DEFINITION of 'Debt Relief'
The reorganization of debt in any shape or form, so as to provide the indebted party with a measure of relief, either fully or partially, from a huge debt burden. Debt relief can take a number of forms: reducing the outstanding principal amount (either partly or fully), lowering the interest rate on loans due, extending the term of the loan and so on.
Creditors may only be willing to consider debt relief measures when the repercussions of debt default by the indebted party or parties are perceived as being so severe that debt mitigation is a better alternative. Debt relief may be extended to any highly-indebted party, from individuals and small businesses, to large companies, municipalities and sovereign nations.
BREAKING DOWN 'Debt Relief'
The obvious drawbacks of debt relief are that it may encourage imprudent and reckless behavior by fiscally irresponsible parties, who may embark on borrowing sprees in the expectation that their creditors will eventually bail them out. In addition, creditors have to incur needless losses on debt relief measures through no fault of their own.

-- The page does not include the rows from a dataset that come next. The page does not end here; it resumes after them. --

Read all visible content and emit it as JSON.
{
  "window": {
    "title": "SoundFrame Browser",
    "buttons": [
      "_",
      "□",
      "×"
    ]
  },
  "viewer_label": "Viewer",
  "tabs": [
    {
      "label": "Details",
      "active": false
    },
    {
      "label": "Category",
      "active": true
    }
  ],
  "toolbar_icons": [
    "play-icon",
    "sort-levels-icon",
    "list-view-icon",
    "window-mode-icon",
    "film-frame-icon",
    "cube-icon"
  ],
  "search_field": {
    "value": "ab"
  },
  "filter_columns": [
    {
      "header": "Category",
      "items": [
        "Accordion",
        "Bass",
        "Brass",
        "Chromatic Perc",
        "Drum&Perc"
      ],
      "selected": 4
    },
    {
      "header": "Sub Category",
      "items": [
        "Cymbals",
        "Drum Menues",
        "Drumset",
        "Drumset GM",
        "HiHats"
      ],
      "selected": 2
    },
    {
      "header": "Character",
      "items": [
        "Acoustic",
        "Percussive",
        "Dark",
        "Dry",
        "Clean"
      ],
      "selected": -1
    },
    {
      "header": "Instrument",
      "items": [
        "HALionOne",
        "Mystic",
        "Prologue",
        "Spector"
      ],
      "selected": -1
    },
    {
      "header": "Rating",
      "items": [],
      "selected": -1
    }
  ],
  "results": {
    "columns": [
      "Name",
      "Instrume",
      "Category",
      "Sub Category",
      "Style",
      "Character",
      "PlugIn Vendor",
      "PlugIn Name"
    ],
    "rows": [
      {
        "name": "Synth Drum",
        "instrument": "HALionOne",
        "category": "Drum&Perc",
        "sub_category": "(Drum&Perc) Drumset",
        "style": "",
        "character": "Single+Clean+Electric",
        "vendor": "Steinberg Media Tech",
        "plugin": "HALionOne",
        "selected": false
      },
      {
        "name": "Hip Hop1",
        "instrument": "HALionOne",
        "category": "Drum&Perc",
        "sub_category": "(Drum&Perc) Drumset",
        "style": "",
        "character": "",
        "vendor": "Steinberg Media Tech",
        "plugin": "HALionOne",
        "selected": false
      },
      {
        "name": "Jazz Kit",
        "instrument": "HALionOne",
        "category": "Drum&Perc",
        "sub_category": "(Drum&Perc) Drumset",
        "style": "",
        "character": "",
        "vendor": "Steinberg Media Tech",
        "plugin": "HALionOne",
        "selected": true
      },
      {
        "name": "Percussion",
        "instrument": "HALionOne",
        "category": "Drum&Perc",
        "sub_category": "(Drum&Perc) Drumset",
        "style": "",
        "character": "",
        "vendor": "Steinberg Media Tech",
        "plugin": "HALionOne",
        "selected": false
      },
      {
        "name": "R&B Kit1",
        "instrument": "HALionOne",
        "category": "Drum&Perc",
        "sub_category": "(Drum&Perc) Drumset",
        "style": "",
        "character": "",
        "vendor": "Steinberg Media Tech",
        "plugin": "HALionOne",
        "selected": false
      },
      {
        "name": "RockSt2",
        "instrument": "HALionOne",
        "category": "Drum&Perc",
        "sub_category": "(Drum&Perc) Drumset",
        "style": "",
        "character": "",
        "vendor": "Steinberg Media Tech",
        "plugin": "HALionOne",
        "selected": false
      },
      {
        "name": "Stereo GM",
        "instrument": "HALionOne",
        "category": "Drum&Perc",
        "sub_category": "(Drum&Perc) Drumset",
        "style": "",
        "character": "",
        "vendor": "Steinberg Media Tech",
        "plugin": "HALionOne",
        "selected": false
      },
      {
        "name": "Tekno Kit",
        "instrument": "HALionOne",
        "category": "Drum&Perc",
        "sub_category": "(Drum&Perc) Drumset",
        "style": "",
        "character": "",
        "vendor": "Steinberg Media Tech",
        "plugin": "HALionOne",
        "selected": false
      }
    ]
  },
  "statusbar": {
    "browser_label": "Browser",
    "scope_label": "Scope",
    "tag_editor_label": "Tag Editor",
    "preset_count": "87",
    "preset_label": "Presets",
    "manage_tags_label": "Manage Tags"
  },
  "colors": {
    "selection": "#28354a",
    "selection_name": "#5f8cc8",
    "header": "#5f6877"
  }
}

In a number of situations, however, debt relief may be the only alternative. For example, if a sovereign nation with a massive debt load is finding it difficult to service its borrowings, its creditors may be amenable to restructuring the debt and providing relief, rather than risk the nation defaulting on its obligations and increasing global systemic risk.